Exercise requirements = Show each line of the records below where the word "title" occurs.

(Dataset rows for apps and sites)
******************************
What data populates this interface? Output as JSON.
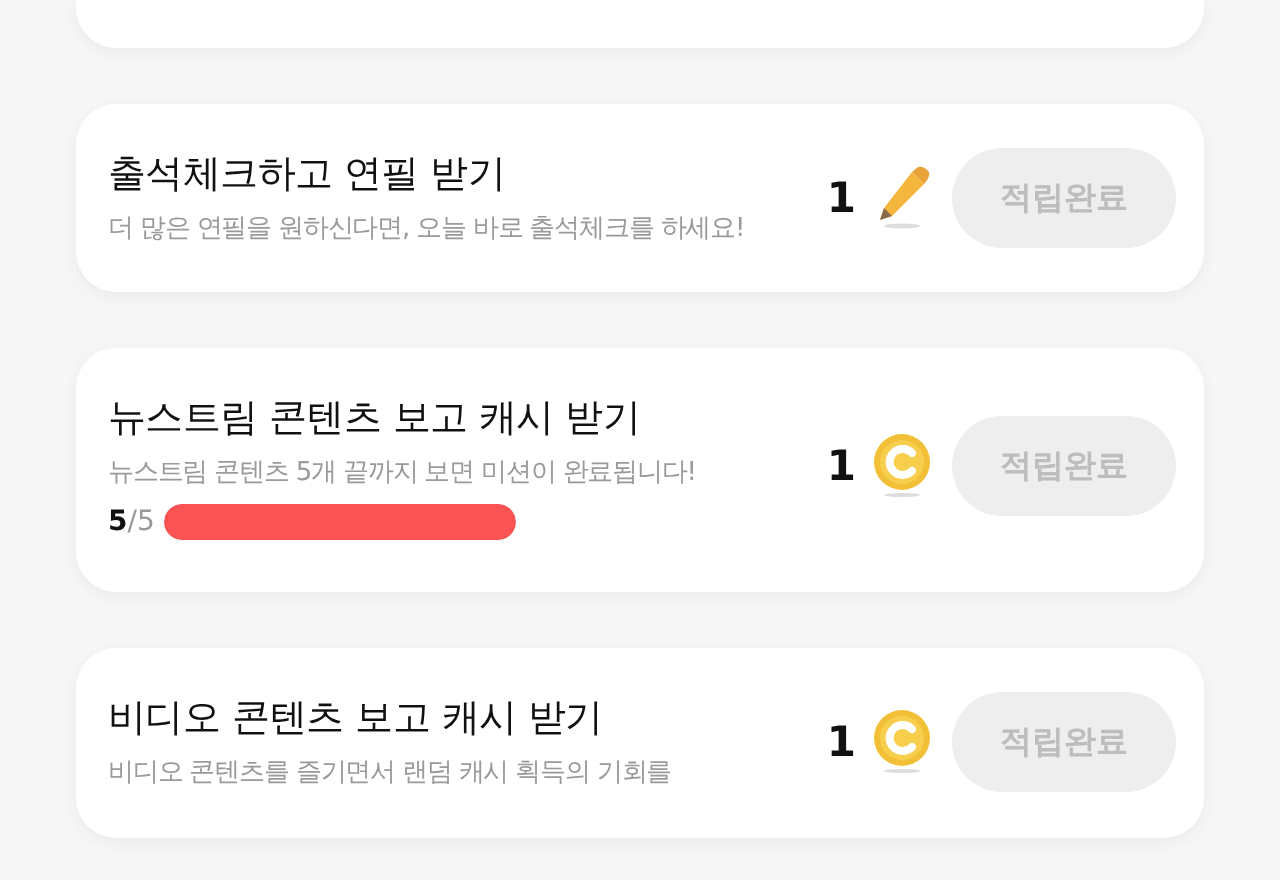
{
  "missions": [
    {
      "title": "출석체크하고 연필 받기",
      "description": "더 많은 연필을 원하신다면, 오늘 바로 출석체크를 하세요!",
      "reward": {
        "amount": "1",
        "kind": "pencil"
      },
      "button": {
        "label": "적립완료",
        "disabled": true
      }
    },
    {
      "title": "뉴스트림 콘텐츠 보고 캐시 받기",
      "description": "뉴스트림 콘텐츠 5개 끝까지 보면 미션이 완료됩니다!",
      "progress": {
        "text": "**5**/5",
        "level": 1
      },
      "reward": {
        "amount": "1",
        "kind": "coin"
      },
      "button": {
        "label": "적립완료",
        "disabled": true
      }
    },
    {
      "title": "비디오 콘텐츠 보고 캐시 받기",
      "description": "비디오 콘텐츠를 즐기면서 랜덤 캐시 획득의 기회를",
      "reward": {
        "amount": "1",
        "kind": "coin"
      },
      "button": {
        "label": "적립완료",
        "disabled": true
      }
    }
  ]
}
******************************
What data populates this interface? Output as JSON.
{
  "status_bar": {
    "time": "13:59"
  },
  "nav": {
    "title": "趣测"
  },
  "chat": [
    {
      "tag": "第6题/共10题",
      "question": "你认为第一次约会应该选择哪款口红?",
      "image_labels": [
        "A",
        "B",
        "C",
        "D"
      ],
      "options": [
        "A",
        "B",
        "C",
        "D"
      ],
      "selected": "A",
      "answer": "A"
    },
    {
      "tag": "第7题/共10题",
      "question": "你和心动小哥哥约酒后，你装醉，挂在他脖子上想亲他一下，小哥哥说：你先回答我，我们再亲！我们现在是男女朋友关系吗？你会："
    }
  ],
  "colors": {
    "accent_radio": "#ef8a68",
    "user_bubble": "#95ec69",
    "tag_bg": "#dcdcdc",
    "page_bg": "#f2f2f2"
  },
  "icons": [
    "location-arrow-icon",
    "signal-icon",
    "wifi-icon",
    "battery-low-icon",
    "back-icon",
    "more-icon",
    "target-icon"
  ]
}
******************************
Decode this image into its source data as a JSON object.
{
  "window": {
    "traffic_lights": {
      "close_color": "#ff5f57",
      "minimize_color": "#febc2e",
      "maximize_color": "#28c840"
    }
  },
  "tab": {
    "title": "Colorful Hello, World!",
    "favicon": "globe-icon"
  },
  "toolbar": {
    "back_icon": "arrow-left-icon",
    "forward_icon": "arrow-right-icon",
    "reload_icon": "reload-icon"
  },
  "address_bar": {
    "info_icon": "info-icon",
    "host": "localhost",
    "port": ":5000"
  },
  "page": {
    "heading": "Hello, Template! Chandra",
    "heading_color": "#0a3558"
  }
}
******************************
Problem solution =
      "title": "출석체크하고 연필 받기",
      "title": "뉴스트림 콘텐츠 보고 캐시 받기",
      "title": "비디오 콘텐츠 보고 캐시 받기",
    "title": "趣测"
    "title": "Colorful Hello, World!",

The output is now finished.